Goal of the exercise: As you restate the entries, keep every word intact and leave out whatever images they hold.

Stored records:

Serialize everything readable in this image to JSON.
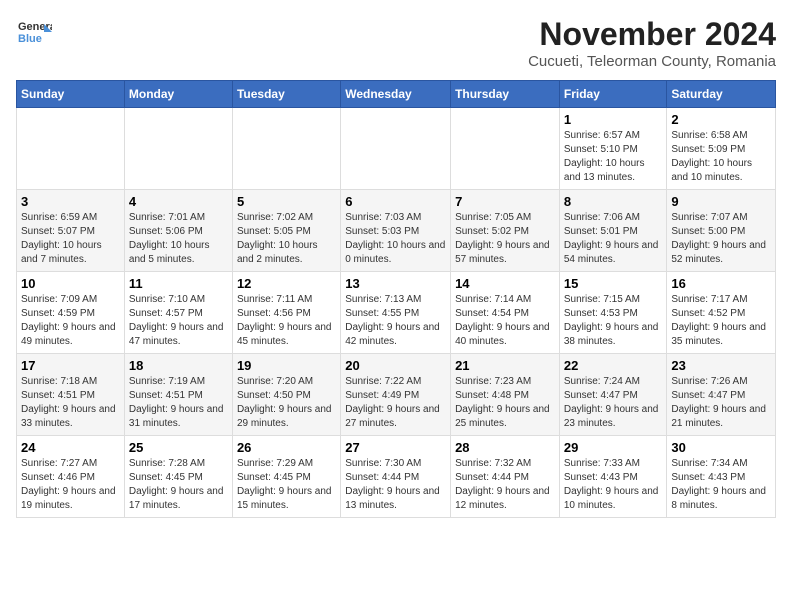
{
  "header": {
    "logo_line1": "General",
    "logo_line2": "Blue",
    "month_year": "November 2024",
    "location": "Cucueti, Teleorman County, Romania"
  },
  "days_of_week": [
    "Sunday",
    "Monday",
    "Tuesday",
    "Wednesday",
    "Thursday",
    "Friday",
    "Saturday"
  ],
  "weeks": [
    [
      {
        "day": "",
        "info": ""
      },
      {
        "day": "",
        "info": ""
      },
      {
        "day": "",
        "info": ""
      },
      {
        "day": "",
        "info": ""
      },
      {
        "day": "",
        "info": ""
      },
      {
        "day": "1",
        "info": "Sunrise: 6:57 AM\nSunset: 5:10 PM\nDaylight: 10 hours and 13 minutes."
      },
      {
        "day": "2",
        "info": "Sunrise: 6:58 AM\nSunset: 5:09 PM\nDaylight: 10 hours and 10 minutes."
      }
    ],
    [
      {
        "day": "3",
        "info": "Sunrise: 6:59 AM\nSunset: 5:07 PM\nDaylight: 10 hours and 7 minutes."
      },
      {
        "day": "4",
        "info": "Sunrise: 7:01 AM\nSunset: 5:06 PM\nDaylight: 10 hours and 5 minutes."
      },
      {
        "day": "5",
        "info": "Sunrise: 7:02 AM\nSunset: 5:05 PM\nDaylight: 10 hours and 2 minutes."
      },
      {
        "day": "6",
        "info": "Sunrise: 7:03 AM\nSunset: 5:03 PM\nDaylight: 10 hours and 0 minutes."
      },
      {
        "day": "7",
        "info": "Sunrise: 7:05 AM\nSunset: 5:02 PM\nDaylight: 9 hours and 57 minutes."
      },
      {
        "day": "8",
        "info": "Sunrise: 7:06 AM\nSunset: 5:01 PM\nDaylight: 9 hours and 54 minutes."
      },
      {
        "day": "9",
        "info": "Sunrise: 7:07 AM\nSunset: 5:00 PM\nDaylight: 9 hours and 52 minutes."
      }
    ],
    [
      {
        "day": "10",
        "info": "Sunrise: 7:09 AM\nSunset: 4:59 PM\nDaylight: 9 hours and 49 minutes."
      },
      {
        "day": "11",
        "info": "Sunrise: 7:10 AM\nSunset: 4:57 PM\nDaylight: 9 hours and 47 minutes."
      },
      {
        "day": "12",
        "info": "Sunrise: 7:11 AM\nSunset: 4:56 PM\nDaylight: 9 hours and 45 minutes."
      },
      {
        "day": "13",
        "info": "Sunrise: 7:13 AM\nSunset: 4:55 PM\nDaylight: 9 hours and 42 minutes."
      },
      {
        "day": "14",
        "info": "Sunrise: 7:14 AM\nSunset: 4:54 PM\nDaylight: 9 hours and 40 minutes."
      },
      {
        "day": "15",
        "info": "Sunrise: 7:15 AM\nSunset: 4:53 PM\nDaylight: 9 hours and 38 minutes."
      },
      {
        "day": "16",
        "info": "Sunrise: 7:17 AM\nSunset: 4:52 PM\nDaylight: 9 hours and 35 minutes."
      }
    ],
    [
      {
        "day": "17",
        "info": "Sunrise: 7:18 AM\nSunset: 4:51 PM\nDaylight: 9 hours and 33 minutes."
      },
      {
        "day": "18",
        "info": "Sunrise: 7:19 AM\nSunset: 4:51 PM\nDaylight: 9 hours and 31 minutes."
      },
      {
        "day": "19",
        "info": "Sunrise: 7:20 AM\nSunset: 4:50 PM\nDaylight: 9 hours and 29 minutes."
      },
      {
        "day": "20",
        "info": "Sunrise: 7:22 AM\nSunset: 4:49 PM\nDaylight: 9 hours and 27 minutes."
      },
      {
        "day": "21",
        "info": "Sunrise: 7:23 AM\nSunset: 4:48 PM\nDaylight: 9 hours and 25 minutes."
      },
      {
        "day": "22",
        "info": "Sunrise: 7:24 AM\nSunset: 4:47 PM\nDaylight: 9 hours and 23 minutes."
      },
      {
        "day": "23",
        "info": "Sunrise: 7:26 AM\nSunset: 4:47 PM\nDaylight: 9 hours and 21 minutes."
      }
    ],
    [
      {
        "day": "24",
        "info": "Sunrise: 7:27 AM\nSunset: 4:46 PM\nDaylight: 9 hours and 19 minutes."
      },
      {
        "day": "25",
        "info": "Sunrise: 7:28 AM\nSunset: 4:45 PM\nDaylight: 9 hours and 17 minutes."
      },
      {
        "day": "26",
        "info": "Sunrise: 7:29 AM\nSunset: 4:45 PM\nDaylight: 9 hours and 15 minutes."
      },
      {
        "day": "27",
        "info": "Sunrise: 7:30 AM\nSunset: 4:44 PM\nDaylight: 9 hours and 13 minutes."
      },
      {
        "day": "28",
        "info": "Sunrise: 7:32 AM\nSunset: 4:44 PM\nDaylight: 9 hours and 12 minutes."
      },
      {
        "day": "29",
        "info": "Sunrise: 7:33 AM\nSunset: 4:43 PM\nDaylight: 9 hours and 10 minutes."
      },
      {
        "day": "30",
        "info": "Sunrise: 7:34 AM\nSunset: 4:43 PM\nDaylight: 9 hours and 8 minutes."
      }
    ]
  ]
}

Problem solution:
Serialize everything readable in this image to JSON.
{
  "header": {
    "logo_line1": "General",
    "logo_line2": "Blue",
    "month_year": "November 2024",
    "location": "Cucueti, Teleorman County, Romania"
  },
  "days_of_week": [
    "Sunday",
    "Monday",
    "Tuesday",
    "Wednesday",
    "Thursday",
    "Friday",
    "Saturday"
  ],
  "weeks": [
    [
      {
        "day": "",
        "info": ""
      },
      {
        "day": "",
        "info": ""
      },
      {
        "day": "",
        "info": ""
      },
      {
        "day": "",
        "info": ""
      },
      {
        "day": "",
        "info": ""
      },
      {
        "day": "1",
        "info": "Sunrise: 6:57 AM\nSunset: 5:10 PM\nDaylight: 10 hours and 13 minutes."
      },
      {
        "day": "2",
        "info": "Sunrise: 6:58 AM\nSunset: 5:09 PM\nDaylight: 10 hours and 10 minutes."
      }
    ],
    [
      {
        "day": "3",
        "info": "Sunrise: 6:59 AM\nSunset: 5:07 PM\nDaylight: 10 hours and 7 minutes."
      },
      {
        "day": "4",
        "info": "Sunrise: 7:01 AM\nSunset: 5:06 PM\nDaylight: 10 hours and 5 minutes."
      },
      {
        "day": "5",
        "info": "Sunrise: 7:02 AM\nSunset: 5:05 PM\nDaylight: 10 hours and 2 minutes."
      },
      {
        "day": "6",
        "info": "Sunrise: 7:03 AM\nSunset: 5:03 PM\nDaylight: 10 hours and 0 minutes."
      },
      {
        "day": "7",
        "info": "Sunrise: 7:05 AM\nSunset: 5:02 PM\nDaylight: 9 hours and 57 minutes."
      },
      {
        "day": "8",
        "info": "Sunrise: 7:06 AM\nSunset: 5:01 PM\nDaylight: 9 hours and 54 minutes."
      },
      {
        "day": "9",
        "info": "Sunrise: 7:07 AM\nSunset: 5:00 PM\nDaylight: 9 hours and 52 minutes."
      }
    ],
    [
      {
        "day": "10",
        "info": "Sunrise: 7:09 AM\nSunset: 4:59 PM\nDaylight: 9 hours and 49 minutes."
      },
      {
        "day": "11",
        "info": "Sunrise: 7:10 AM\nSunset: 4:57 PM\nDaylight: 9 hours and 47 minutes."
      },
      {
        "day": "12",
        "info": "Sunrise: 7:11 AM\nSunset: 4:56 PM\nDaylight: 9 hours and 45 minutes."
      },
      {
        "day": "13",
        "info": "Sunrise: 7:13 AM\nSunset: 4:55 PM\nDaylight: 9 hours and 42 minutes."
      },
      {
        "day": "14",
        "info": "Sunrise: 7:14 AM\nSunset: 4:54 PM\nDaylight: 9 hours and 40 minutes."
      },
      {
        "day": "15",
        "info": "Sunrise: 7:15 AM\nSunset: 4:53 PM\nDaylight: 9 hours and 38 minutes."
      },
      {
        "day": "16",
        "info": "Sunrise: 7:17 AM\nSunset: 4:52 PM\nDaylight: 9 hours and 35 minutes."
      }
    ],
    [
      {
        "day": "17",
        "info": "Sunrise: 7:18 AM\nSunset: 4:51 PM\nDaylight: 9 hours and 33 minutes."
      },
      {
        "day": "18",
        "info": "Sunrise: 7:19 AM\nSunset: 4:51 PM\nDaylight: 9 hours and 31 minutes."
      },
      {
        "day": "19",
        "info": "Sunrise: 7:20 AM\nSunset: 4:50 PM\nDaylight: 9 hours and 29 minutes."
      },
      {
        "day": "20",
        "info": "Sunrise: 7:22 AM\nSunset: 4:49 PM\nDaylight: 9 hours and 27 minutes."
      },
      {
        "day": "21",
        "info": "Sunrise: 7:23 AM\nSunset: 4:48 PM\nDaylight: 9 hours and 25 minutes."
      },
      {
        "day": "22",
        "info": "Sunrise: 7:24 AM\nSunset: 4:47 PM\nDaylight: 9 hours and 23 minutes."
      },
      {
        "day": "23",
        "info": "Sunrise: 7:26 AM\nSunset: 4:47 PM\nDaylight: 9 hours and 21 minutes."
      }
    ],
    [
      {
        "day": "24",
        "info": "Sunrise: 7:27 AM\nSunset: 4:46 PM\nDaylight: 9 hours and 19 minutes."
      },
      {
        "day": "25",
        "info": "Sunrise: 7:28 AM\nSunset: 4:45 PM\nDaylight: 9 hours and 17 minutes."
      },
      {
        "day": "26",
        "info": "Sunrise: 7:29 AM\nSunset: 4:45 PM\nDaylight: 9 hours and 15 minutes."
      },
      {
        "day": "27",
        "info": "Sunrise: 7:30 AM\nSunset: 4:44 PM\nDaylight: 9 hours and 13 minutes."
      },
      {
        "day": "28",
        "info": "Sunrise: 7:32 AM\nSunset: 4:44 PM\nDaylight: 9 hours and 12 minutes."
      },
      {
        "day": "29",
        "info": "Sunrise: 7:33 AM\nSunset: 4:43 PM\nDaylight: 9 hours and 10 minutes."
      },
      {
        "day": "30",
        "info": "Sunrise: 7:34 AM\nSunset: 4:43 PM\nDaylight: 9 hours and 8 minutes."
      }
    ]
  ]
}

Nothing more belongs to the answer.